“MADISON – Trapper education courses are under way statewide and open for those needing this required training before doing any trapping this fall, a Department of Natural Resources furbearer ecologist says.
“These courses are popular and can fill up quickly,” said Geriann Albers, DNR assistant furbearer ecologist. “The courses are led by volunteer instructors who are experts in trapping.
However, not all counties have the trapper courses so it’s best to find the course in the county closest to you and sign up now.”
Albers says the course is required for those who have not previously held a trapping license and are not actively engaged in farming. She also recommends students be at least 10 years old.
Just more than 2,000 completed the trapper education course in 2012.

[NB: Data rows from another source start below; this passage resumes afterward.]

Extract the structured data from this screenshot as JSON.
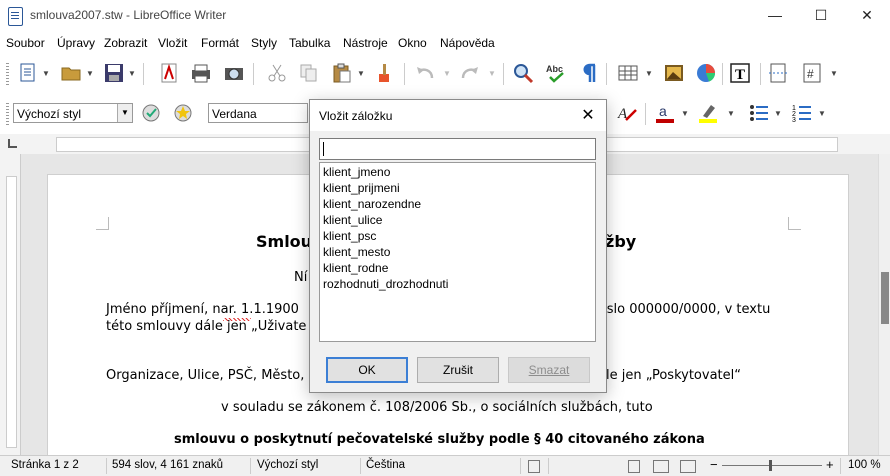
{
  "window": {
    "title": "smlouva2007.stw - LibreOffice Writer",
    "minimize": "—",
    "maximize": "☐",
    "close": "✕"
  },
  "menu": [
    "Soubor",
    "Úpravy",
    "Zobrazit",
    "Vložit",
    "Formát",
    "Styly",
    "Tabulka",
    "Nástroje",
    "Okno",
    "Nápověda"
  ],
  "formatting": {
    "paragraph_style": "Výchozí styl",
    "font_name": "Verdana"
  },
  "document": {
    "heading_left": "Smlou",
    "heading_right": "žby",
    "line_ni": "Ní",
    "p1_left": "Jméno příjmení, nar. 1.1.1900",
    "p1_right": "číslo 000000/0000, v textu",
    "p1_line2": "této smlouvy dále jen „Uživate",
    "p2_left": "Organizace, Ulice, PSČ, Město,",
    "p2_right": "ále jen „Poskytovatel“",
    "p3": "v souladu se zákonem č. 108/2006 Sb., o sociálních službách, tuto",
    "p4": "smlouvu o poskytnutí pečovatelské služby podle § 40 citovaného zákona"
  },
  "statusbar": {
    "page": "Stránka 1 z 2",
    "words": "594 slov, 4 161 znaků",
    "style": "Výchozí styl",
    "language": "Čeština",
    "zoom": "100 %"
  },
  "dialog": {
    "title": "Vložit záložku",
    "input_value": "",
    "bookmarks": [
      "klient_jmeno",
      "klient_prijmeni",
      "klient_narozendne",
      "klient_ulice",
      "klient_psc",
      "klient_mesto",
      "klient_rodne",
      "rozhodnuti_drozhodnuti"
    ],
    "ok": "OK",
    "cancel": "Zrušit",
    "delete": "Smazat"
  },
  "colors": {
    "accent": "#3c7fd5",
    "font_color": "#c00000",
    "highlight": "#ffff00"
  }
}
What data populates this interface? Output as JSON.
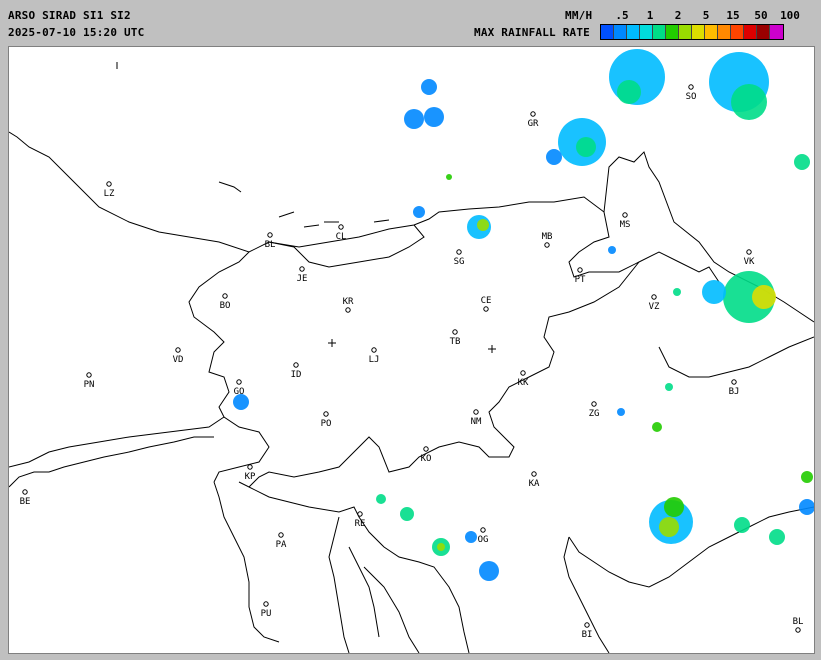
{
  "header": {
    "title": "ARSO SIRAD SI1 SI2",
    "timestamp": "2025-07-10 15:20 UTC",
    "unit": "MM/H",
    "legend_title": "MAX RAINFALL RATE"
  },
  "legend": {
    "ticks": [
      ".5",
      "1",
      "2",
      "5",
      "15",
      "50",
      "100"
    ],
    "colors": [
      "#0050ff",
      "#0088ff",
      "#00bbff",
      "#00dddd",
      "#00dd88",
      "#22cc00",
      "#99dd00",
      "#dddd00",
      "#ffbb00",
      "#ff8800",
      "#ff4400",
      "#dd0000",
      "#990000",
      "#cc00cc"
    ]
  },
  "map": {
    "cities": [
      {
        "code": "GR",
        "name_hidden": ""
      },
      {
        "code": "SO"
      },
      {
        "code": "LZ"
      },
      {
        "code": "BL"
      },
      {
        "code": "CL"
      },
      {
        "code": "SG"
      },
      {
        "code": "MB"
      },
      {
        "code": "MS"
      },
      {
        "code": "VK"
      },
      {
        "code": "JE"
      },
      {
        "code": "BO"
      },
      {
        "code": "KR"
      },
      {
        "code": "CE"
      },
      {
        "code": "PT"
      },
      {
        "code": "VZ"
      },
      {
        "code": "VD"
      },
      {
        "code": "TB"
      },
      {
        "code": "LJ"
      },
      {
        "code": "PN"
      },
      {
        "code": "GO"
      },
      {
        "code": "ID"
      },
      {
        "code": "KK"
      },
      {
        "code": "BJ"
      },
      {
        "code": "ZG"
      },
      {
        "code": "PO"
      },
      {
        "code": "NM"
      },
      {
        "code": "KO"
      },
      {
        "code": "KP"
      },
      {
        "code": "KA"
      },
      {
        "code": "BE"
      },
      {
        "code": "RE"
      },
      {
        "code": "OG"
      },
      {
        "code": "PA"
      },
      {
        "code": "PU"
      },
      {
        "code": "BI"
      },
      {
        "code": "BL"
      }
    ]
  }
}
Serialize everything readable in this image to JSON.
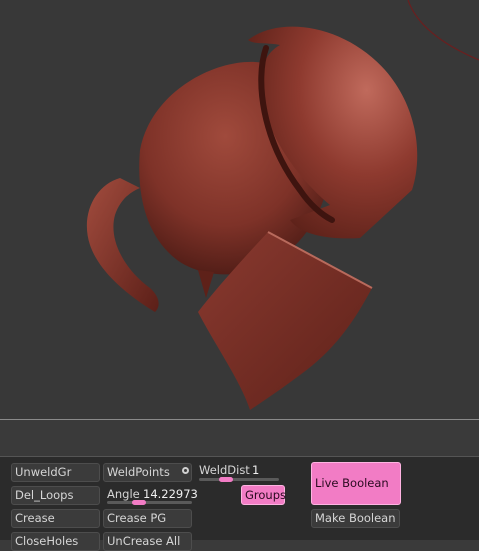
{
  "viewport": {
    "mesh_color": "#8a3a30",
    "background": "#383838"
  },
  "panel": {
    "col1": {
      "unweld": "UnweldGr",
      "del_loops": "Del_Loops",
      "crease": "Crease",
      "close_holes": "CloseHoles"
    },
    "col2": {
      "weld_points": "WeldPoints",
      "angle_label": "Angle",
      "angle_value": "14.22973",
      "angle_level": 0.35,
      "crease_pg": "Crease PG",
      "uncrease_all": "UnCrease All"
    },
    "col3": {
      "weld_dist_label": "WeldDist",
      "weld_dist_value": "1",
      "weld_dist_level": 0.3,
      "groups": "Groups"
    },
    "col4": {
      "live_boolean": "Live Boolean",
      "make_boolean": "Make Boolean"
    },
    "accent": "#f27cc5"
  }
}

“The credit for that graduation rate goes to our many dedicated volunteer instructors and education coordinators from the Wisconsin Trappers Association who put in countless hours to keep this program top-notch,” Albers says. This course includes strong attention on trapper ethics and trapper responsibility besides the important basics of rules and regulations, traps and trap setting, history of furbearer management and biology of furbearers.
Wisconsin’s trappers, can participate in regulated trapping seasons in other states with the exception of Minnesota, Michigan, Hawaii and Washington, D.C. Oftentimes trapper education is a requirement and our Wisconsin course is recognized and accepted by others.
The trapper education course cost is $12 and pre-registration is required.”
Needless to say if this was to come along our way and you have kids you could be looking at; hunters safety, ORV safety, snowmobile safety, marine-watercraft safety, plus maybe trappers education to plan for them to attend.
I guess the logical next step would be for all these classes to be set up on this generation’s I-pad, cell phone, or Kindle type device that they would have to bring to class to open up and receive all the information from the internet. Laugh, but when this happens remember you heard it first in the Fish Report in the Pioneer Tribune.